● Supplied material:
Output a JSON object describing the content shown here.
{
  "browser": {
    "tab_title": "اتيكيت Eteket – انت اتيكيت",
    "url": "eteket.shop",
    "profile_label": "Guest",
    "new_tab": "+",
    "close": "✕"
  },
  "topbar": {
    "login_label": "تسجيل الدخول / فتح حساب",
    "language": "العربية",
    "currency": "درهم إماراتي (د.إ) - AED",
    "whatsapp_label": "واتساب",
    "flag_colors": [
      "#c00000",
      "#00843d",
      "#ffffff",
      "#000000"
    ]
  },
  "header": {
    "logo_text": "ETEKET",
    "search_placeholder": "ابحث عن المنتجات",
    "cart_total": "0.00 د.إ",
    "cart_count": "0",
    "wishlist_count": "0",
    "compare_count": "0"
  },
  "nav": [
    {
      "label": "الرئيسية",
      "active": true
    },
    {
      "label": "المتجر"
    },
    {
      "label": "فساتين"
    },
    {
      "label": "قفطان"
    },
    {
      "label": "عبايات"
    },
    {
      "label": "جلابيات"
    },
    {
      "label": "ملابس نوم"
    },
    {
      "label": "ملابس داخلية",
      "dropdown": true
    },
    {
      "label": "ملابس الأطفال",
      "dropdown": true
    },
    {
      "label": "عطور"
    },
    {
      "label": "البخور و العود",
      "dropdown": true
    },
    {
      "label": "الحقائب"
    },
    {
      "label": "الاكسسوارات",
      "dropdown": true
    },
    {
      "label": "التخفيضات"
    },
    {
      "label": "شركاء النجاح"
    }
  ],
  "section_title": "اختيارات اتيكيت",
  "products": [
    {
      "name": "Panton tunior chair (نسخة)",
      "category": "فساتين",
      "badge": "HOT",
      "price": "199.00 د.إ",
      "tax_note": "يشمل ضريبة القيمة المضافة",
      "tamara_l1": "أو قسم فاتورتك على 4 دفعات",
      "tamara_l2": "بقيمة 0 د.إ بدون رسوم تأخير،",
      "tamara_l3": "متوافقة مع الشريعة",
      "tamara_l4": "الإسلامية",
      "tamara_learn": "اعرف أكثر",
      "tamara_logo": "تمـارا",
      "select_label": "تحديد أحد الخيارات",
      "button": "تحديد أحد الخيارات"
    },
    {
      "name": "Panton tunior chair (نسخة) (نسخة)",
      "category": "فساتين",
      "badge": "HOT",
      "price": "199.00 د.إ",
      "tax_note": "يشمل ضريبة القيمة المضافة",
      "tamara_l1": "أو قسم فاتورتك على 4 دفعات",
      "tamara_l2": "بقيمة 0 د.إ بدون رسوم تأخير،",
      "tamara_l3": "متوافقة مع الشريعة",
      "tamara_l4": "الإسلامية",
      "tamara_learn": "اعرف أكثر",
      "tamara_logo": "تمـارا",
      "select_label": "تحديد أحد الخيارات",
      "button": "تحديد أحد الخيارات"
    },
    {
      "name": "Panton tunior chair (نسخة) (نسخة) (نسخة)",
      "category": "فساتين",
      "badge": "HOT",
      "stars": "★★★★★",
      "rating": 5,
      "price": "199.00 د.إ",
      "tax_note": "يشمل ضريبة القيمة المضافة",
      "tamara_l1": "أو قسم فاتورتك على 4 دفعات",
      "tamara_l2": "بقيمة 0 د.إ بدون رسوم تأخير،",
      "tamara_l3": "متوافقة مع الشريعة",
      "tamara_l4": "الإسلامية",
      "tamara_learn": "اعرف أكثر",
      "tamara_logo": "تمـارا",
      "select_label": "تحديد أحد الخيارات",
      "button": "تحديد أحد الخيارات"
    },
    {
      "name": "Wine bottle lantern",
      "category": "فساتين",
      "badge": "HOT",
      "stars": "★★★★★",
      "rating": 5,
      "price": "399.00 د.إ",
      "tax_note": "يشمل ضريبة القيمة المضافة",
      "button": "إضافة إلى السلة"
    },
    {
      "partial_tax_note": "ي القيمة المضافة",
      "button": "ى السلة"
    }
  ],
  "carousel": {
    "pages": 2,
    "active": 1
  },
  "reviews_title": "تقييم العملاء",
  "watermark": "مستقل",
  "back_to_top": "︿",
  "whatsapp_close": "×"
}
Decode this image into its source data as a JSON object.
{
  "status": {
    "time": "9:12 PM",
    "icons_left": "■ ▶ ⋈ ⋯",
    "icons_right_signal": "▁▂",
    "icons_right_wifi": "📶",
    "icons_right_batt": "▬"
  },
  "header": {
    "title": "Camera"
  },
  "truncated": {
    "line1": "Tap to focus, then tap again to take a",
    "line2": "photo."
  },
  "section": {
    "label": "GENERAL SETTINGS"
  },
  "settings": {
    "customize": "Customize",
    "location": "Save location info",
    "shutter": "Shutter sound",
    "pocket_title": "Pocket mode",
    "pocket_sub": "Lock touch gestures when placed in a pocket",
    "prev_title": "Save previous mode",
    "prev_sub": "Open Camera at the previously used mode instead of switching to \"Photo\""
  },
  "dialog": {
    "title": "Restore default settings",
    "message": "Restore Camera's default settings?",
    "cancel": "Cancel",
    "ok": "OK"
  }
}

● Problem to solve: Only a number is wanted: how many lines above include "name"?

● Answer space: 4